Well I got around to dabbling with how to best communicate with a host to implement a data historian. I started writing a extremely dumbed down protocol inspired by Modbus After a day I realized that why settle for less and figured that pure Modbus would be better. I could then use Modbus master software to query my Arduinos. I found a Modbus C code for the arduino to provide RTU slave functionality over serial line. I loaded the sketch and downloaded a Modbus tool to read some values from the arduino to see if it all worked. There is only support for Modbus function 3 and function 16 in the arduino implementation and I added code to handle function 6. If you know enough C it is rather straightforward.
Now that connectivity using Modbus was feasible, I wanted to ensure that I could implement a data historian with open source tools and decided that Java was the way to go. After all Apache Tomcat, mySQL, and the eclipse dev environment are free and just require wetware to use. I also wanted to have my own arduinoController to collect the energy information that abstracted the details of Modbus. After combing the net, I quickly realized that there was no reference implementation from Sun or whatever they are called now for Win32 serial data com. I will use Linux later host it all later, but wanted a platform independent solution. I found RXTX as a potentially viable implementation and free! Now all I need is a Java implementation of a Modbus not surpisingly, that exists too at jamod.
What I hate is screen painting and UI work can be a pain. I wanted a simple java application to test read/write of registers and display them in float, long, int, unsigned int, binary, and hex formats. It would be a way for me to understand the details further and I would not have to deal feel guilty using commercial software as a trial offer. I digressed in my focus and looked for a tool that would allow me to create UI with minimal effort. I found JformDesigner to be flawless and will probably purchase it. It installed in Eclipse without a glitch and a Luddite like me was productive in a matter of hours. Anyway after a couple of days, I had the RXTX source compiled and my arduinoController source integrated to provide a simple test tool for me to experiment with. The screen shot is shown below. The challenging part was how to display longs and floats as Modbus does not support floats and longs per say and is something one does at the application layer (for you OSI compliant people)

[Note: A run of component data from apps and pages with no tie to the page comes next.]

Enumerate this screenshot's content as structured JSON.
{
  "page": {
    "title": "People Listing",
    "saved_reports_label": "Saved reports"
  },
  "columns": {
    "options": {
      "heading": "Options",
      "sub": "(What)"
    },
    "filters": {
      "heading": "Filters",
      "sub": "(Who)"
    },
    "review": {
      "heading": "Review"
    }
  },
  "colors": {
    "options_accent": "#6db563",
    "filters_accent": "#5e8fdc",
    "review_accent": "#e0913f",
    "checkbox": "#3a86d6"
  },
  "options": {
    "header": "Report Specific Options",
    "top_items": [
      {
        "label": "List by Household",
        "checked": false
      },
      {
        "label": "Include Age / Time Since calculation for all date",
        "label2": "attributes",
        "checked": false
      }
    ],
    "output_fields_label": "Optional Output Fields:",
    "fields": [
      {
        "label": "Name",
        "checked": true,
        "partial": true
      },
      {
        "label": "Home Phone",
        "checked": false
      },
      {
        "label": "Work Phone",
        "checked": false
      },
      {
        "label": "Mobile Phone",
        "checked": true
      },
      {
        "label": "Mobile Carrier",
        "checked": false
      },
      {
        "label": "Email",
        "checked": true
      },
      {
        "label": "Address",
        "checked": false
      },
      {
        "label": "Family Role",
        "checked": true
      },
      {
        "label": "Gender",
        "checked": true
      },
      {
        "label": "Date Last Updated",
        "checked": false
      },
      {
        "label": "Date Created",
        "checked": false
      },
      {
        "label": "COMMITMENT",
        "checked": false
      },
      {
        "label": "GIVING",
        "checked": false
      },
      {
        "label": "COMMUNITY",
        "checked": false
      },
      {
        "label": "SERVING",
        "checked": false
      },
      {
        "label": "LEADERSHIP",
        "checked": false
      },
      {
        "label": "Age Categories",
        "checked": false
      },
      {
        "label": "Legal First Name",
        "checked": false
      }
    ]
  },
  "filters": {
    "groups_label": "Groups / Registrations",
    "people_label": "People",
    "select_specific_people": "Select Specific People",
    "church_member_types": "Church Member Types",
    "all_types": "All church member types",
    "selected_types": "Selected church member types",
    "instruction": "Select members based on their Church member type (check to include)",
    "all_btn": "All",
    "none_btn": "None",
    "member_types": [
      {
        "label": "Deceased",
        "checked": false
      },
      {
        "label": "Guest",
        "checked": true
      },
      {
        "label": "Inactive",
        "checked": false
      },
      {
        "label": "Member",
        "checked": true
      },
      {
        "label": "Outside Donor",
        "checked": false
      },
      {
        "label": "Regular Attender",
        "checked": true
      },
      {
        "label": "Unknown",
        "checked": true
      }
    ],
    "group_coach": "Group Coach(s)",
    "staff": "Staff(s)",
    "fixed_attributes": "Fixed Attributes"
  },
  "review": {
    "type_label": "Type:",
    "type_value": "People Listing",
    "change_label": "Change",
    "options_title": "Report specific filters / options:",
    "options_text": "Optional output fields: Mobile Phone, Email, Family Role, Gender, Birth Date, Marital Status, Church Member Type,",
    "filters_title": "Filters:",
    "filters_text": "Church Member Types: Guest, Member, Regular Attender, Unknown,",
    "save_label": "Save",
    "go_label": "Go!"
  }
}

For those that are interested, to get implement a float from a Modbus register representation, one just has to do this
It takes two registers ( 16 bytes in total to represent the float). One may ask how does one mash a float into ints on the arduino side? I used the union
I used it as holding area to mash my floats into to registers.
e.g. mashedFloat.value = powerfactor
regs = mashedFloat.regsf;
regs = mashedFloat.regsf;
The data flows over standard Modbus to the host and on the Java side do something like this to unmash into a float.
float x = Float.intBitsToFloat( (mRegisters[i+1].toShort() & 0xffff) << 16 | (mRegisters[ i].toShort() & 0xffff) );
I captured how I will represent my power metrics from the main panel and send over Modbus. Rather than waste 2 registers for floats to represent something like 118.1 volts I will cast it into a single register as a 1181 and convert back on the host. The reason for this, on the Arduino Duemilanove, there is only 2k of RAM and I created my power calcs using classes and that is not cheap on memory. I plan on taking the Modbus code I found on the web and make it class as well. I will have other arduino’s in the house collecting spot power measurements and must ensure that I can upgrade code (read fix bugs) in a consistent manner.
|EI-011||Black Line Voltage||Vrms||short||R||0|
|EIC-011||Black Line Voltage Crest Factor||short||R||1|
|CI-011||Black Line Current||Irms||short||R||2|
|CIC-011||Black Line Current Crest Factor||short||R||3|
|CI-021||Red Line Current||Irms||short||R||4|
|CIC-021||Red Line Current Crest Factor||short||R||5|
|KD-011||Black Delta T between Samples||ms||short||R||6|
|KD-031||Red Delta T between Samples||ms||short||R||7|
|JI-011||Black Line Real Power||Watt||float||R||9|
|JI-021||Red Line Real Power||Watt||float||R||11|
|JIA-011||Black Line Aparrent Power||VA||float||R||13|
|JIA-021||Red Line Aparrent Power||VA||float||R||15|
|JIR-011||Black Line Reactive Power||var||float||R||17|
|JIR-021||Red Line Reactive Power||var||float||R||19|
|JIP-011||Black Line Reactive Power Factor||float||R||21|
|JIP-021||Red Line Power Power Factor||float||R||23|
|GC-002||Number of samples per calculation||short||W||31|
|KC-001||Time sync (unix time)||s||long||W||32|
CO2 and kW*hr
On the arduino side, the CO2 produced and the kWatt*hr are accumulated over a 24 hour period and displayed on the LCD. I plan computing those on the host side rather than send over Modbus . I have all the raw data to do that and do statistical operations as well as part of the data historian. e.g. average CO2 per day, Standard Deviation, etc.